It would be very easy for me to refer you to my review of the Hyundai i30 N for this one. After all, aside from a squished back-end the new i30 Fastback N drives almost virtually the same as the hatch. But after gushing for so long about the best bang for your buck hot-hatch, I’ve jumped ship. I’m now down with the Fastback, every day of the week. Here’s why.


As above, but there are some intricacies worth pointing out. First of all, hello how good is Hyundai? Suddenly putting the other performance players on notice, seemingly out of the blue. The N Performance brand also extends to the Veloster overseas, but for now the Fastback is its second offering for us. Call it a coupe, small high-performance car, call it whatever you will. But ultimately, it’s a Hyundai that boarders on sheer brilliance. 

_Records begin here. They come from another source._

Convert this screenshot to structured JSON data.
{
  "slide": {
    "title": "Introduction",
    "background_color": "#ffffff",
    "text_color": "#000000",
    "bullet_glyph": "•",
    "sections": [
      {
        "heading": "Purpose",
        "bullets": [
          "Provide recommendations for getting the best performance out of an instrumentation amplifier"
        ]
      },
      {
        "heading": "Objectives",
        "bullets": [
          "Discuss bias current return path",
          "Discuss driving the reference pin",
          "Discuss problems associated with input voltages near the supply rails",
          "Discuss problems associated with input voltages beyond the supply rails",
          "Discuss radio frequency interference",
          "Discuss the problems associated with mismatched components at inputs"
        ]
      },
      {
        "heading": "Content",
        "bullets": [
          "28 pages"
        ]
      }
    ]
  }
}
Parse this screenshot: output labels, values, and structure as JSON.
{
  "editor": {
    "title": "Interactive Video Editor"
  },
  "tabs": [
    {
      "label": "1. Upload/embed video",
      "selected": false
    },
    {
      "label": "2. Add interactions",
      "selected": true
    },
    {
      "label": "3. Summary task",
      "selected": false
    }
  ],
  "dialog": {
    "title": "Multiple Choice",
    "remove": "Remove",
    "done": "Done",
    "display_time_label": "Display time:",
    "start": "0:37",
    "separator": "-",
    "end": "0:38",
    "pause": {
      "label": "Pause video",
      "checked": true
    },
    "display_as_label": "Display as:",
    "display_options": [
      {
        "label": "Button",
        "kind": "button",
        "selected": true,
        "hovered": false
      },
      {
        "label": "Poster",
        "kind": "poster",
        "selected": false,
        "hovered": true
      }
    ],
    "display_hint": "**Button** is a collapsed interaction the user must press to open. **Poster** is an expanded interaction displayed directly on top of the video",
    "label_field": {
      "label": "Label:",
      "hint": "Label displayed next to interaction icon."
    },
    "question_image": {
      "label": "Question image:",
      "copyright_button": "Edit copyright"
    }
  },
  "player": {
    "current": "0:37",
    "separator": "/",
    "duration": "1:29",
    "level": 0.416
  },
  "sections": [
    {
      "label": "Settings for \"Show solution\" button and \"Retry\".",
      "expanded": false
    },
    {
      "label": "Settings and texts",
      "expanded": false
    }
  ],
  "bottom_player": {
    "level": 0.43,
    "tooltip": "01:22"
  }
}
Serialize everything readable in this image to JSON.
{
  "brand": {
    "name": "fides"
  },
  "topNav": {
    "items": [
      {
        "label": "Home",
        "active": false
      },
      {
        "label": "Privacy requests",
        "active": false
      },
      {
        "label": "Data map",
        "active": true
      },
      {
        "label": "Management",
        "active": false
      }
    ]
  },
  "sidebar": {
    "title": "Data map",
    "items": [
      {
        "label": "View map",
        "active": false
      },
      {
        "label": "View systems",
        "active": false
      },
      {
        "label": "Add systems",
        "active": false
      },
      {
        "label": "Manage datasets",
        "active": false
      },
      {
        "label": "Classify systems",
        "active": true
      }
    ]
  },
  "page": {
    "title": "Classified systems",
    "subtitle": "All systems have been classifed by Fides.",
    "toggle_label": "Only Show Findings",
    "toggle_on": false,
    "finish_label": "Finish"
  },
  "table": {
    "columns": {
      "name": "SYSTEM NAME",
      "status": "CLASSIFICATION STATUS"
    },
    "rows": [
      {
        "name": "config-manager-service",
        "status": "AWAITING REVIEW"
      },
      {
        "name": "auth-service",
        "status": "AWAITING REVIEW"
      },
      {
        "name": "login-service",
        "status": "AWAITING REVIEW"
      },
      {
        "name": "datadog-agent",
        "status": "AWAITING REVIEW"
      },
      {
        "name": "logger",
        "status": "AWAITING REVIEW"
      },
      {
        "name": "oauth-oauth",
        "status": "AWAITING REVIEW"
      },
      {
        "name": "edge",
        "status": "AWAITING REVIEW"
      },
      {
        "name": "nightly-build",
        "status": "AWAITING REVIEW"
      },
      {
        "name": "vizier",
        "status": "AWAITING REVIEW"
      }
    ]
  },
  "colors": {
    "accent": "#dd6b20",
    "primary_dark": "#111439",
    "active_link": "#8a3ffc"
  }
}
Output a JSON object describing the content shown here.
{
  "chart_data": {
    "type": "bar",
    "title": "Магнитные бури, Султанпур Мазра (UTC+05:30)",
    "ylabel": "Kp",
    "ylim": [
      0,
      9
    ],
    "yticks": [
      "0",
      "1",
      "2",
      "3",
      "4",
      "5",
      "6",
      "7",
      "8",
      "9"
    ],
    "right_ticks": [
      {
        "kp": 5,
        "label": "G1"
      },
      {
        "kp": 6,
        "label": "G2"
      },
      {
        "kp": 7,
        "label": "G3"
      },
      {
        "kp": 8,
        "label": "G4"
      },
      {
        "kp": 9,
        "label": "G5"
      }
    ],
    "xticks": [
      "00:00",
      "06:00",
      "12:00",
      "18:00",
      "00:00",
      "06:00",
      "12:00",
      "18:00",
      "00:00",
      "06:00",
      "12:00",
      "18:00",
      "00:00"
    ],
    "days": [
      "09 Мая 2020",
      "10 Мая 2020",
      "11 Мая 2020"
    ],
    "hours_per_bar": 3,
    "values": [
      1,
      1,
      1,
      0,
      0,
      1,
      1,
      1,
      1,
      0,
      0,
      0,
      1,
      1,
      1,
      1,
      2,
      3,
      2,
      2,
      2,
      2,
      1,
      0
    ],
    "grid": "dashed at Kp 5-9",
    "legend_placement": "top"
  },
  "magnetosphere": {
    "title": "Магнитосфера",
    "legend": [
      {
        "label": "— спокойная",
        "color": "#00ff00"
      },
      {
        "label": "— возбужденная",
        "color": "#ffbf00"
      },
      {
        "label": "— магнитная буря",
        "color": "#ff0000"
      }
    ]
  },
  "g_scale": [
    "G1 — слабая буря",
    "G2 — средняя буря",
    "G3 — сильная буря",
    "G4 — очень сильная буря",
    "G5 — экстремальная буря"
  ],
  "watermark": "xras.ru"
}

Given the sleeker physique the i30 Fastback N is actually marginally quicker in a straight line than the hatch, due to less drag. It also receives a new global N suspension tune, that includes Aussie input. Plus look closer and you’ll pick up the fact it’s longer, by 120mm and 21mm lower compared to the hatch.

While front on is identical, the rear tapers away into a nice little lip spoiler. There are some disastrous Fastback designs around, but this looks like it was always supposed to be one. The wheel arches bulge, filled by 19-inch rims while the rear is one of the more unique back-ends you’ll see on the road, it’s a real head turner. Some hate it, I don’t.


Honestly life is basically the same as a daily driver. It does weigh 12kg more than the hatch, but no one will notice that. If anything, I found the Fastback model a little more comfortable on backroads, it felt a tad more car-like rather than rock-hard and edgy. But only just, it’s still just as capable of sounding like a maniac, with its unexpected soundtrack. 

The whole concept is so well done, from a scoot down to the shops to a full-blown track day the i30 Fastback N can do it all, and on the cheap. The interior is a replica up front, aside from some red stitching instead of blue. The rear pew isn’t going to be much fun for long trips, with reduced headroom. Plus, the steeply racked rear window does reduce visibility, it could also do with a wiper!

But as I said about the hatch it’s still that “boozy teenager coming home at 5am in the morning, smashing over things and generally being raucous and belligerent.” Although on this occasion the teenager is a prefect and a little more mature. 

Vital Stats

For full specifications check out our EFTM in the garage piece.


It’s all there, Apple CarPlay and Android Auto. Autonomous emergency braking (AEB) is standard along with satellite navigation via an eight-inch colour touchscreen. A luxury pack option adds a wireless inductive charging pad for smartphones plus automatic wipers, auto-dimming rear-view mirror and some suede inserts and leather bolsters among others.


Prices start at $41,990, $2000 more than the hatch at $39,990 before on roads. The Luxury Pack adds an extra $3,000 and you can option a panoramic sunroof to the same package for an extra $2,000. The claimed fuel economy is 8.0L/100km. The car is covered by a five years/unlimited kilometre warranty, that includes non-competitive track days. You can even fit slicks. 


Because you are approaching 40.


After a week I’ve cast aside my desire for the hatchback, the Fastback just stands out so much more. Which is exactly what the N Performance division is all about. It’s a 9.1 out of 10 from me.